[Source records Boundary: Start]

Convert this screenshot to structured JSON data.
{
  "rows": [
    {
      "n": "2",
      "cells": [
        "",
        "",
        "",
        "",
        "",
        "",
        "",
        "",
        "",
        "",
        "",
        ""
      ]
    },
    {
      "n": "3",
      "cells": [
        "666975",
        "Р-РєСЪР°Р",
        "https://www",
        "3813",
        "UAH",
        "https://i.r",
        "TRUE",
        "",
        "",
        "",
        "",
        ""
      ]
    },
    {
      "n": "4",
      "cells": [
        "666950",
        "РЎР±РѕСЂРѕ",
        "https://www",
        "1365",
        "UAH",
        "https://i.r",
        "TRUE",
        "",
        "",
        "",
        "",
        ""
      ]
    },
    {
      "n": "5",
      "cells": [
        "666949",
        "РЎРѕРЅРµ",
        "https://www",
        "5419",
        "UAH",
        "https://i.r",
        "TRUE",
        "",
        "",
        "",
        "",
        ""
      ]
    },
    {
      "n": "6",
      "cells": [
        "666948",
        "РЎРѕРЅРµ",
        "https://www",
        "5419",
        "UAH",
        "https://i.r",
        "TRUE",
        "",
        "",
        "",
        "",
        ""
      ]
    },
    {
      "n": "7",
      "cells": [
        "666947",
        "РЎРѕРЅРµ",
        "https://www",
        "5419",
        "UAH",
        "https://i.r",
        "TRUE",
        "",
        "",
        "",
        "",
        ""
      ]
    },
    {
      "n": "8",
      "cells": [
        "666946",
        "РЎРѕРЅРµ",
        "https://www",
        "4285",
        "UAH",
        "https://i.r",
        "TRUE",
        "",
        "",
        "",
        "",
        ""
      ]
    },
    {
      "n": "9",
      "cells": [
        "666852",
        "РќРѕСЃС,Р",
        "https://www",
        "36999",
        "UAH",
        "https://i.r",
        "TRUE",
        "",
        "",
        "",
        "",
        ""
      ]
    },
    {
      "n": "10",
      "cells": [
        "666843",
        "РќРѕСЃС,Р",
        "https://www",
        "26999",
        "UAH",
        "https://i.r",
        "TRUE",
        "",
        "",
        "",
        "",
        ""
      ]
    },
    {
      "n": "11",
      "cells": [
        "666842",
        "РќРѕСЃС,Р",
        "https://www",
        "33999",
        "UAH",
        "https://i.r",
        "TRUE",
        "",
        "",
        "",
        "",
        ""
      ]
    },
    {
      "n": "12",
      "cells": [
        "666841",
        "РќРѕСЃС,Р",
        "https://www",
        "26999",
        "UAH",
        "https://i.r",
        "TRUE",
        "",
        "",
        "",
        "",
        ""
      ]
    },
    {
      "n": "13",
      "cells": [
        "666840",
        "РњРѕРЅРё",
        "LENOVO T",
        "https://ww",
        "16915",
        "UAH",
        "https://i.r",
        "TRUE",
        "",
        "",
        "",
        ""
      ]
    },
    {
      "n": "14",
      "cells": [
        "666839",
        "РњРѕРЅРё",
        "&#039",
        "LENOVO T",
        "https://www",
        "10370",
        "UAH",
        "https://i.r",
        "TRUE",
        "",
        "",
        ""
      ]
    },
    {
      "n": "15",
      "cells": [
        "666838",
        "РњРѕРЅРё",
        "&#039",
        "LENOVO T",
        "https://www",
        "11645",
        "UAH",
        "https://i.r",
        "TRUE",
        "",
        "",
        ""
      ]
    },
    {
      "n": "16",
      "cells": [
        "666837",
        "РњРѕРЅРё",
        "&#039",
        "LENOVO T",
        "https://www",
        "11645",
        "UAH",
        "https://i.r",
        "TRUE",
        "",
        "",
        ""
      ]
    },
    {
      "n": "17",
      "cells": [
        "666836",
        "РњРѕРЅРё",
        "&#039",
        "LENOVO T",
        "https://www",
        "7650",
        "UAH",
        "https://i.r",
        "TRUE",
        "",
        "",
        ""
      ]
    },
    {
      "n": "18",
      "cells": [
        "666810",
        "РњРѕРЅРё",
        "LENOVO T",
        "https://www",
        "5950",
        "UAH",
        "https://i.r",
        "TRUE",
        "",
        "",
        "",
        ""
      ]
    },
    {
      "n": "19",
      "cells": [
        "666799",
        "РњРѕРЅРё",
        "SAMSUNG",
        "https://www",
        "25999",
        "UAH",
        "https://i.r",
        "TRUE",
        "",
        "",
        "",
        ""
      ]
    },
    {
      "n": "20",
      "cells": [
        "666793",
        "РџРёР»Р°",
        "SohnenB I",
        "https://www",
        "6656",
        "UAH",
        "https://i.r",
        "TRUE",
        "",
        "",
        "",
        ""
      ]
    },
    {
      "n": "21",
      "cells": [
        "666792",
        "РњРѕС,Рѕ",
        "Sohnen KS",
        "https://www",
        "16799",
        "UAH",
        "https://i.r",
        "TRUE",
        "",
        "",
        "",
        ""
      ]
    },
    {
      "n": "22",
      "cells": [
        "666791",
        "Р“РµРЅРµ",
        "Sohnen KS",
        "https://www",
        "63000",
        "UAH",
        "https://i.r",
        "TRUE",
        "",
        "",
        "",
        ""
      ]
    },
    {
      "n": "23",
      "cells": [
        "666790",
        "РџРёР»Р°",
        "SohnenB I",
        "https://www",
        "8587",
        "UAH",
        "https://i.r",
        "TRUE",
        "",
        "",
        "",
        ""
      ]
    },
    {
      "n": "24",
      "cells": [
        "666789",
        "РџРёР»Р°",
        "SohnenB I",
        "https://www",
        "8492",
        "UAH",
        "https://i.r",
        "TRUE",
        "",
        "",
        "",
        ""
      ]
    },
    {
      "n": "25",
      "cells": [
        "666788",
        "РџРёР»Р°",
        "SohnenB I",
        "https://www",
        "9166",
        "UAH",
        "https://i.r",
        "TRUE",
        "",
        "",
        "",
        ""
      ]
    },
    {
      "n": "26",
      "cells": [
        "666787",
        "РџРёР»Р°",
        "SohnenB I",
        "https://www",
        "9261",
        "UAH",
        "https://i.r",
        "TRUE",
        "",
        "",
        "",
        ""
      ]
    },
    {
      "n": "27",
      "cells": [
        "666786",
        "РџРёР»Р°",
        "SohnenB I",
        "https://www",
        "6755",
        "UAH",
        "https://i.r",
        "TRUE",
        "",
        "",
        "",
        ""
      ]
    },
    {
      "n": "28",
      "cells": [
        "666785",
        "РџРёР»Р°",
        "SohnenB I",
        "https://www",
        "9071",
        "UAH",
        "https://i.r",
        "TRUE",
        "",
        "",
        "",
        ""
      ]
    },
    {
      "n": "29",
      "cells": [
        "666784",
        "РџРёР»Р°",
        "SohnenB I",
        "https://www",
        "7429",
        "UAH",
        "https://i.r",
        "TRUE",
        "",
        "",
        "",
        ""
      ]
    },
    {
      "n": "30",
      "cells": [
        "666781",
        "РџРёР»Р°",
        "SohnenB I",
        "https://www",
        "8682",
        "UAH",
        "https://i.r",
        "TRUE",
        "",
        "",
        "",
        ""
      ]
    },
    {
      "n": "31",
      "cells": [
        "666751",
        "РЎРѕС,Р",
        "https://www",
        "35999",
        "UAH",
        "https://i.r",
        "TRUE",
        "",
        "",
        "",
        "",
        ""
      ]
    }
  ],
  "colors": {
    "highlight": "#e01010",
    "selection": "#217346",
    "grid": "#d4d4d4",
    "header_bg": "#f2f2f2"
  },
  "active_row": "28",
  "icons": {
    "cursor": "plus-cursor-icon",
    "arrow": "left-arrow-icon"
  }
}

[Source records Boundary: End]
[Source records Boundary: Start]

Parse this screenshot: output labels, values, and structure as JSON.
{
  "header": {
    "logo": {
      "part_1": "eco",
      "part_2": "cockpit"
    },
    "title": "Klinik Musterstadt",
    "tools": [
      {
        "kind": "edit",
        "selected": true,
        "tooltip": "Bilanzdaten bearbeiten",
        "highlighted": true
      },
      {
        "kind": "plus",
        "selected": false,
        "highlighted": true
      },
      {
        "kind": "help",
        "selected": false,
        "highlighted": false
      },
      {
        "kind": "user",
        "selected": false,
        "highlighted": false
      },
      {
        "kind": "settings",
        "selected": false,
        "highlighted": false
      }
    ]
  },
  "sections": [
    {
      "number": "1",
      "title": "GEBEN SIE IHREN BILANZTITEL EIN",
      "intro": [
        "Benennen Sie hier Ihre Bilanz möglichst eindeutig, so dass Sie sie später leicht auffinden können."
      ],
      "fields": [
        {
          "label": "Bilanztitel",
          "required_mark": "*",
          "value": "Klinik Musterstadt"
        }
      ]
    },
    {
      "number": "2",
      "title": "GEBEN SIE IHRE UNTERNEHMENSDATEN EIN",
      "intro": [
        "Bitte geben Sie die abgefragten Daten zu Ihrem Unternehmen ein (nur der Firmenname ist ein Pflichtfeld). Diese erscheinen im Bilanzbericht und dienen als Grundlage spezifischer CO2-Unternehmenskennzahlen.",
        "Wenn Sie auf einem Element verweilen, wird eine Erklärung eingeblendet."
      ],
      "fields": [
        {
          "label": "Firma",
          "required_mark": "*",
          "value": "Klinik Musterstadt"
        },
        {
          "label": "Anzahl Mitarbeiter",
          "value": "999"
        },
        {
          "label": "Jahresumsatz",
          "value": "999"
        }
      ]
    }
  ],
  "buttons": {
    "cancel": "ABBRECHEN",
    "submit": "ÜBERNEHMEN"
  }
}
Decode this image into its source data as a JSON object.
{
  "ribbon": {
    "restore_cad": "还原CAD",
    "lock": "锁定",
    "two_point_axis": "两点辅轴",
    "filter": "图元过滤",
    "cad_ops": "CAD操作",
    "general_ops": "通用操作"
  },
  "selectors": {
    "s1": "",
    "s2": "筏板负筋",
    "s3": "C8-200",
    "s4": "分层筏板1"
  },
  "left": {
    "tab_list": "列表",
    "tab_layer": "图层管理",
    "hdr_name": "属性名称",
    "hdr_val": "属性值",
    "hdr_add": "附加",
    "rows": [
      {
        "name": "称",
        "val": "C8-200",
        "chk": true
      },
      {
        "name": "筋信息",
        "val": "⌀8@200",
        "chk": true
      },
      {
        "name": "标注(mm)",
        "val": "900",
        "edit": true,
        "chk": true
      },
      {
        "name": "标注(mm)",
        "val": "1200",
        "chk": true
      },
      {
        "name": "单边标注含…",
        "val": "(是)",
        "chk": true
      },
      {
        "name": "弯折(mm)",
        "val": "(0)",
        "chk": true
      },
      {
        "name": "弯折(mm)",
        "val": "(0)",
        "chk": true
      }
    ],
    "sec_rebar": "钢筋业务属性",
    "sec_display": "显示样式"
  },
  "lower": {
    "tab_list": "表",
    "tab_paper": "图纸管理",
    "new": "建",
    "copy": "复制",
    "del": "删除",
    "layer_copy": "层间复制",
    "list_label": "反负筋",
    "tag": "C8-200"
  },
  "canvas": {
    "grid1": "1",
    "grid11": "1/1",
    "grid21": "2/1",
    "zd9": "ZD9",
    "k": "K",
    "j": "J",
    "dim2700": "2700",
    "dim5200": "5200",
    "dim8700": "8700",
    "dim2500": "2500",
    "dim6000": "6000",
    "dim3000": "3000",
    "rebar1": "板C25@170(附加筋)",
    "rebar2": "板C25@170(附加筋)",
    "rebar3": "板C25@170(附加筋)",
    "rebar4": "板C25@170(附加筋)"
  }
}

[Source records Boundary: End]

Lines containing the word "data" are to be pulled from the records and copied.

Convert this screenshot to structured JSON data.
Decode this image into its source data as a JSON object.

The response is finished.